▸ What needs to be done
Using the records below, filter for lines that contain the string "away" and copy them out.

▸ The data

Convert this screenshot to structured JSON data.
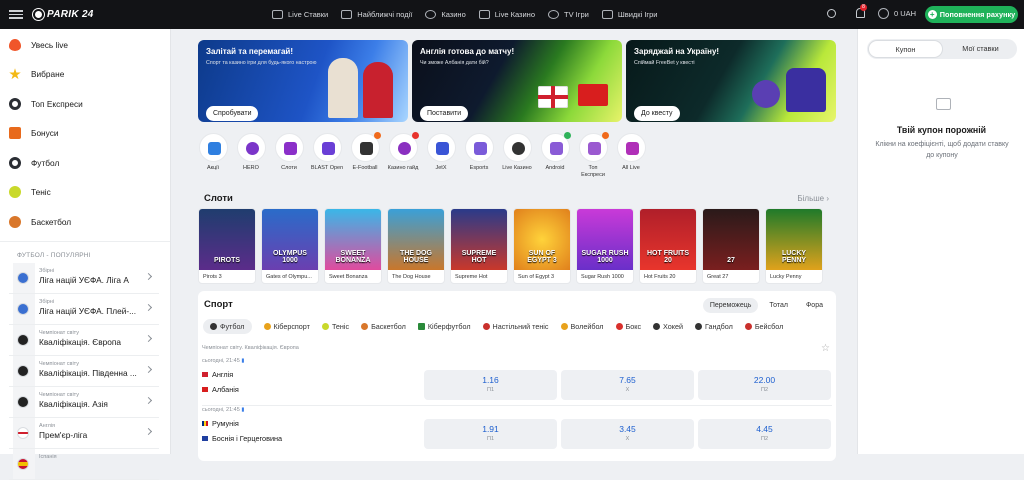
{
  "header": {
    "brand": "PARIK 24",
    "nav": [
      "Live Ставки",
      "Найближчі події",
      "Казино",
      "Live Казино",
      "TV Ігри",
      "Швидкі Ігри"
    ],
    "notification_count": "8",
    "balance": "0 UAH",
    "deposit_label": "Поповнення рахунку"
  },
  "sidebar": {
    "items": [
      {
        "label": "Увесь live",
        "icon": "fire-icon",
        "color": "#f0562a"
      },
      {
        "label": "Вибране",
        "icon": "star-icon",
        "color": "#f3b915"
      },
      {
        "label": "Топ Експреси",
        "icon": "top-express-icon",
        "color": "#2b2e34"
      },
      {
        "label": "Бонуси",
        "icon": "gift-icon",
        "color": "#e86a1c"
      },
      {
        "label": "Футбол",
        "icon": "football-icon",
        "color": "#2b2e34"
      },
      {
        "label": "Теніс",
        "icon": "tennis-icon",
        "color": "#c9d92b"
      },
      {
        "label": "Баскетбол",
        "icon": "basketball-icon",
        "color": "#d9772b"
      }
    ],
    "popular_heading": "ФУТБОЛ - ПОПУЛЯРНІ",
    "leagues": [
      {
        "sup": "Збірні",
        "name": "Ліга націй УЄФА. Ліга А"
      },
      {
        "sup": "Збірні",
        "name": "Ліга націй УЄФА. Плей-..."
      },
      {
        "sup": "Чемпіонат світу",
        "name": "Кваліфікація. Європа"
      },
      {
        "sup": "Чемпіонат світу",
        "name": "Кваліфікація. Південна ..."
      },
      {
        "sup": "Чемпіонат світу",
        "name": "Кваліфікація. Азія"
      },
      {
        "sup": "Англія",
        "name": "Прем'єр-ліга"
      },
      {
        "sup": "Іспанія",
        "name": ""
      }
    ]
  },
  "banners": [
    {
      "title": "Залітай та перемагай!",
      "text": "Спорт та казино ігри для будь-якого настрою",
      "button": "Спробувати"
    },
    {
      "title": "Англія готова до матчу!",
      "text": "Чи зможе Албанія дати бій?",
      "button": "Поставити"
    },
    {
      "title": "Заряджай на Україну!",
      "text": "Спіймай FreeBet у квесті",
      "button": "До квесту"
    }
  ],
  "quick_links": [
    "Акції",
    "HERO",
    "Слоти",
    "BLAST Open",
    "E-Football",
    "Казино гайд",
    "JetX",
    "Esports",
    "Live Казино",
    "Android",
    "Топ Експреси",
    "All Live"
  ],
  "slots": {
    "title": "Слоти",
    "more": "Більше",
    "games": [
      {
        "name": "Pirots 3",
        "art": "PIROTS"
      },
      {
        "name": "Gates of Olympu...",
        "art": "OLYMPUS 1000"
      },
      {
        "name": "Sweet Bonanza",
        "art": "SWEET BONANZA"
      },
      {
        "name": "The Dog House",
        "art": "THE DOG HOUSE"
      },
      {
        "name": "Supreme Hot",
        "art": "SUPREME HOT"
      },
      {
        "name": "Sun of Egypt 3",
        "art": "SUN OF EGYPT 3"
      },
      {
        "name": "Sugar Rush 1000",
        "art": "SUGAR RUSH 1000"
      },
      {
        "name": "Hot Fruits 20",
        "art": "HOT FRUITS 20"
      },
      {
        "name": "Great 27",
        "art": "27"
      },
      {
        "name": "Lucky Penny",
        "art": "LUCKY PENNY"
      }
    ]
  },
  "sport": {
    "title": "Спорт",
    "tabs": [
      "Переможець",
      "Тотал",
      "Фора"
    ],
    "sports": [
      "Футбол",
      "Кіберспорт",
      "Теніс",
      "Баскетбол",
      "Кіберфутбол",
      "Настільний теніс",
      "Волейбол",
      "Бокс",
      "Хокей",
      "Гандбол",
      "Бейсбол"
    ],
    "championship": "Чемпіонат світу. Кваліфікація. Європа",
    "matches": [
      {
        "time": "сьогодні, 21:45",
        "home": "Англія",
        "away": "Албанія",
        "odds": [
          {
            "v": "1.16",
            "k": "П1"
          },
          {
            "v": "7.65",
            "k": "Х"
          },
          {
            "v": "22.00",
            "k": "П2"
          }
        ]
      },
      {
        "time": "сьогодні, 21:45",
        "home": "Румунія",
        "away": "Боснія і Герцеговина",
        "odds": [
          {
            "v": "1.91",
            "k": "П1"
          },
          {
            "v": "3.45",
            "k": "Х"
          },
          {
            "v": "4.45",
            "k": "П2"
          }
        ]
      }
    ]
  },
  "coupon": {
    "tabs": [
      "Купон",
      "Мої ставки"
    ],
    "empty_title": "Твій купон порожній",
    "empty_text": "Клікни на коефіцієнті, щоб додати ставку до купону"
  }
}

▸ Written reply
        "away": "Албанія",
        "away": "Боснія і Герцеговина",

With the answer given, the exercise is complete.